Shares of Research in Motion (RIMM) tumbled to their lowest level in seven years Friday morning after a slew of analysts cut their outlook on the BlackBerry maker and questioned its ability to turn things around.
The downgrades came after RIM further delayed the release of its new line of smartphones, sending its stock down nearly 13% to $13.25, its lowest since 2004. RIM shares have nearly halved over the last three months.
Analysts from several firms revealed bearish forecasts for the troubled smartphone manufacturer, including Citigroup (C), which cut its price target to $12 from $15 and Barclays (BCS), which cut it to $14 from $16.
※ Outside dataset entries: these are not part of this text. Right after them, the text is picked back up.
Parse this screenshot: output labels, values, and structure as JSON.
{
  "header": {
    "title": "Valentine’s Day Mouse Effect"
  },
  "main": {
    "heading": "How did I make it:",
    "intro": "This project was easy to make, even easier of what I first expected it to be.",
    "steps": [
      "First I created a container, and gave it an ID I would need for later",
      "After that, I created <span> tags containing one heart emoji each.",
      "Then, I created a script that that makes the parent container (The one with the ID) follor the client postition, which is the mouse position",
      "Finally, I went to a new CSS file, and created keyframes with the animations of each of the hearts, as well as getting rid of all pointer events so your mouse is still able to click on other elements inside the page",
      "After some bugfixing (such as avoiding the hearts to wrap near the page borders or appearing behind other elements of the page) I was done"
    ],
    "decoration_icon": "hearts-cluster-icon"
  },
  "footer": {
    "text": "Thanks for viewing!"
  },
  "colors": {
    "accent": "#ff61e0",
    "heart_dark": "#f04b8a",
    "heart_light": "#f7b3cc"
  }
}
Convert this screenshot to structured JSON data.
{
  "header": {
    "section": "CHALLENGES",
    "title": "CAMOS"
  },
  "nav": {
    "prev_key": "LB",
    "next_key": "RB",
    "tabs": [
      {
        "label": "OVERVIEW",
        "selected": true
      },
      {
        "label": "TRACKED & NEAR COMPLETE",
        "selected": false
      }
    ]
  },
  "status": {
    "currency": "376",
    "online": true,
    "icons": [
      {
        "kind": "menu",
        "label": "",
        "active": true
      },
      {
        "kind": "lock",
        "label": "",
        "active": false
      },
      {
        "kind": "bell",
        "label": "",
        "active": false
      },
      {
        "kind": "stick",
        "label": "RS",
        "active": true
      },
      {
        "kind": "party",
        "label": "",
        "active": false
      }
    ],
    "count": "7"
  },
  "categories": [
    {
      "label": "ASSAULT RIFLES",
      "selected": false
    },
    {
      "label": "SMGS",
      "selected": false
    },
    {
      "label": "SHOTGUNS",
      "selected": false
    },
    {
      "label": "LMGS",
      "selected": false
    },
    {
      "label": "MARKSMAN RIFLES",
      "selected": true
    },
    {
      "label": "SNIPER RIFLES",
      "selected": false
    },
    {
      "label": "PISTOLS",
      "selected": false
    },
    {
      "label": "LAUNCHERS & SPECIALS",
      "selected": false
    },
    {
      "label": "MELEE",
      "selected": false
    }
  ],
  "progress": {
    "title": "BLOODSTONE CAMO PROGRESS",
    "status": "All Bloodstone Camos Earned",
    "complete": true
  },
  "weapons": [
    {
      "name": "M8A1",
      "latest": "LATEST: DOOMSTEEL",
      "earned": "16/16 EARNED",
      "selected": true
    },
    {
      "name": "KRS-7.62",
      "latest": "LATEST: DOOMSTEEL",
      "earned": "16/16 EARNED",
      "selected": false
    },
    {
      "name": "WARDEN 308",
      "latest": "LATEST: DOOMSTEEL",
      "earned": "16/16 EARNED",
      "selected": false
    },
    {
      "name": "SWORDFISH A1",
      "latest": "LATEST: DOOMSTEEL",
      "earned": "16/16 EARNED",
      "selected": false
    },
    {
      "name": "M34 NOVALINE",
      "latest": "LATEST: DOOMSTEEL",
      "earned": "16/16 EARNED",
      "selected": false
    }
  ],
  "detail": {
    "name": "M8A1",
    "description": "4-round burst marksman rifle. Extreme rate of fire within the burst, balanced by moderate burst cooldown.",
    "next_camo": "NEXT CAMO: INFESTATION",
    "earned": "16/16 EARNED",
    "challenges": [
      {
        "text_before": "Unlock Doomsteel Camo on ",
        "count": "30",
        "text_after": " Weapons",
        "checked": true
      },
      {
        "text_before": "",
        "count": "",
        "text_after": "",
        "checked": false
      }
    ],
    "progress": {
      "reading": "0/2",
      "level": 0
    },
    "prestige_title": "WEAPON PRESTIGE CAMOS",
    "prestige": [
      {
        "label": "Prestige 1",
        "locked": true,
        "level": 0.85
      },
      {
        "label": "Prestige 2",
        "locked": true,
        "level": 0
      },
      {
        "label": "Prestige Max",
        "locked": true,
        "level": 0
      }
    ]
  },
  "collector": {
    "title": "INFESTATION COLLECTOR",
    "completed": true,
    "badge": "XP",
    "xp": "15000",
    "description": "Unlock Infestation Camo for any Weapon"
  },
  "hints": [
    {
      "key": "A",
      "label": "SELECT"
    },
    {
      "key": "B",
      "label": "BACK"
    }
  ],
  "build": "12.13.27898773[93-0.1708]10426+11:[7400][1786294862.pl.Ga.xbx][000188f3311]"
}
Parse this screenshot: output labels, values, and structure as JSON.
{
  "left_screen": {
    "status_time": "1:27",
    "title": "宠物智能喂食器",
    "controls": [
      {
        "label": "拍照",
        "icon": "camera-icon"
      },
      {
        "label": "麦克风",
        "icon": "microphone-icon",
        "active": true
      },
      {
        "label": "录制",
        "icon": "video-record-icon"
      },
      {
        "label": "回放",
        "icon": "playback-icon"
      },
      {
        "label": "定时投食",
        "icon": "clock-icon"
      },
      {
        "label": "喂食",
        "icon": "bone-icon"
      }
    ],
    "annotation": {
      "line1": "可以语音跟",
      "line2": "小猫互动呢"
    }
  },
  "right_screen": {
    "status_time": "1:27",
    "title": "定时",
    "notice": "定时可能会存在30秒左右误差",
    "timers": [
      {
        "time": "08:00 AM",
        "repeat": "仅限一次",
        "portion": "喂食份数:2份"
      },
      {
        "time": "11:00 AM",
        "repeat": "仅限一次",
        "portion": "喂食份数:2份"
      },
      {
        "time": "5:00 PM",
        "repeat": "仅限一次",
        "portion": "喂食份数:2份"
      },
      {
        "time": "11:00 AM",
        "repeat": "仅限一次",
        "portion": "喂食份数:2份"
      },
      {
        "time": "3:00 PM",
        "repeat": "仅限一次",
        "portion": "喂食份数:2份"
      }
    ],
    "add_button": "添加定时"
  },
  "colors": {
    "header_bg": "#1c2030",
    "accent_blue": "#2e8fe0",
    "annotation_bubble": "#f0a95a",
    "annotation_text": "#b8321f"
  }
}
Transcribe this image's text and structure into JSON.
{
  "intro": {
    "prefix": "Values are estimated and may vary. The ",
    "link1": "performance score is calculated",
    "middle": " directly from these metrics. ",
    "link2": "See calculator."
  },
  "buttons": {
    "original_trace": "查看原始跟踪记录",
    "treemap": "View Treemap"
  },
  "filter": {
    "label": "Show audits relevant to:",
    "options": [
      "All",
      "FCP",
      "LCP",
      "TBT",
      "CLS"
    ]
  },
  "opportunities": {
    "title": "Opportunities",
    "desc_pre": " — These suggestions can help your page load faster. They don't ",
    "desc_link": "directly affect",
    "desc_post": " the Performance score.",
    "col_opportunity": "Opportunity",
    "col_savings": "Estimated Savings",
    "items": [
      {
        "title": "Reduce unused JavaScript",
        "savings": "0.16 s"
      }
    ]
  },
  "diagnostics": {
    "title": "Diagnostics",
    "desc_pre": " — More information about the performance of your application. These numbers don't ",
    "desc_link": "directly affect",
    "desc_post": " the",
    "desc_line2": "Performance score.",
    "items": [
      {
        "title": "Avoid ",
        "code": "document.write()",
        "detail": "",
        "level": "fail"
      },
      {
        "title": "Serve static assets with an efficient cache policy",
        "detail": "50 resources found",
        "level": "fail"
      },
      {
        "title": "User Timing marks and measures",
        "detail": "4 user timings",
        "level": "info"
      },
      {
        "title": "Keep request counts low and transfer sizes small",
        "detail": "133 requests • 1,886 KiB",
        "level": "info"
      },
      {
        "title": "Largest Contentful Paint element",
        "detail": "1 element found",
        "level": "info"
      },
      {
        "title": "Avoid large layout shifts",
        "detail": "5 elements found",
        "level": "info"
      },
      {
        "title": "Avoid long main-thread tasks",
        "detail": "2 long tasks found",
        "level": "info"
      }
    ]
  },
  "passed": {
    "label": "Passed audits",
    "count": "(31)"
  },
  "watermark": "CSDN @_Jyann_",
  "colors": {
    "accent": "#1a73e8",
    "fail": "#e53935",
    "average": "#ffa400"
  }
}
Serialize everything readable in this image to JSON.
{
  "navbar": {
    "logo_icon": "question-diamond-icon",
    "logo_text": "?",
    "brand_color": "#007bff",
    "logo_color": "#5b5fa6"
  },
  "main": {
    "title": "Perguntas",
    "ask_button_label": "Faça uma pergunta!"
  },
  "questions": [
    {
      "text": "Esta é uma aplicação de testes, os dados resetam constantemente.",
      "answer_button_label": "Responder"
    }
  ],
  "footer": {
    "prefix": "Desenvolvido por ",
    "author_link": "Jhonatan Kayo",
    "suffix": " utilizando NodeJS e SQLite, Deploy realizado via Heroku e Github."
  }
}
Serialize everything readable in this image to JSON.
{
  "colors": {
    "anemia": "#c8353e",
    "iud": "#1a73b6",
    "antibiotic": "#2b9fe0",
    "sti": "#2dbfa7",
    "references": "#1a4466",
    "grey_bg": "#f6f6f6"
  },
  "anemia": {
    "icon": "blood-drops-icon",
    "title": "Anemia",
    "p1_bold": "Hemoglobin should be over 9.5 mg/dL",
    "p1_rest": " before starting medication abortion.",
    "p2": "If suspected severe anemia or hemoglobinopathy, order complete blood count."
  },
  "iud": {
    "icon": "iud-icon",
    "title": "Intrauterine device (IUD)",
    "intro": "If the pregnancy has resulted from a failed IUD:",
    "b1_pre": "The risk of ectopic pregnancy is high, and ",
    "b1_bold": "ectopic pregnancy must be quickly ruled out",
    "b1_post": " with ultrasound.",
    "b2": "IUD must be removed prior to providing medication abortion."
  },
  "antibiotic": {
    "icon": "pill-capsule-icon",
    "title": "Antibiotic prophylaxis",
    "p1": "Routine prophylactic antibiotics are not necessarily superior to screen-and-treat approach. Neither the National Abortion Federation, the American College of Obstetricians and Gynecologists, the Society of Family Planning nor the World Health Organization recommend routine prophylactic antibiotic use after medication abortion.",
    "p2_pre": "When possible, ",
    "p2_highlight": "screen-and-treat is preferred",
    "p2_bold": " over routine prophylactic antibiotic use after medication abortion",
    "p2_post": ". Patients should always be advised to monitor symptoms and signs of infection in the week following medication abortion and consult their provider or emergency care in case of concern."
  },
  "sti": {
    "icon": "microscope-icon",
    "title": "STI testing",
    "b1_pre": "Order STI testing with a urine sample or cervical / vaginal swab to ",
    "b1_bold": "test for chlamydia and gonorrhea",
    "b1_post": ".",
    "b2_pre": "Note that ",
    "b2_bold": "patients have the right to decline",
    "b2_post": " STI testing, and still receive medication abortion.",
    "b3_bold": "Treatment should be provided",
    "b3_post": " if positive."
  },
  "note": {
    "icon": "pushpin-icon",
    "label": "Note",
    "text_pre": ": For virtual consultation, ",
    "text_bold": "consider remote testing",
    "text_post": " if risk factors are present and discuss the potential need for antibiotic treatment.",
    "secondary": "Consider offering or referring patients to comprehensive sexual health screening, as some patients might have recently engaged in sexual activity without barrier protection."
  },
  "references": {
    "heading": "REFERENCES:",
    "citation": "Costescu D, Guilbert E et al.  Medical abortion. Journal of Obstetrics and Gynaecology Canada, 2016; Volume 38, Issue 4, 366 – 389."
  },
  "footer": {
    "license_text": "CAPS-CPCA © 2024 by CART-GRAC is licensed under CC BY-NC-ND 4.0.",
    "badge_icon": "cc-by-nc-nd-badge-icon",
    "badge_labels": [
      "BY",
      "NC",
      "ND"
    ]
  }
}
"RIM confirmed the BlackBerry 10 smartphones will be delayed until the latter part of calendar 2012. This could be game over for the BlackBerry franchise," analysts at National Bank Financial wrote in a note to clients, according to Reuters.
National Bank Financial cut RIM to $8 from $10 and Canaccord Genuity cut the company’s target to $15 from $18.
The Ontario-based company said Thursday it didn’t expect to release the new family of smartphones equipped with the QNX operating system until late next year, far from its initial forecast of a first-quarter delivery.
It also booked a sharp drop in quarterly profit and gave a very disappointing forecast on holiday shipments that could cause it to post its first year-over-year decline in the key December sales period in six years.
The company, once the world’s most prominent smartphone maker, has been losing steam against Apple and Google, falling to the No. 3 spot in the industry earlier this year.
Meanwhile, Barclays analysts criticized RIM’s plan announced on Thursday to invest $100 million in marketing, advertising, loyalty and retention programs in the U.S. during the fourth quarter.
"Benefits of the investments are not guaranteed but are likely to keep RIM's operating margins at sustainably lower levels through 2012 and 2013," Barclays said, according to Reuters.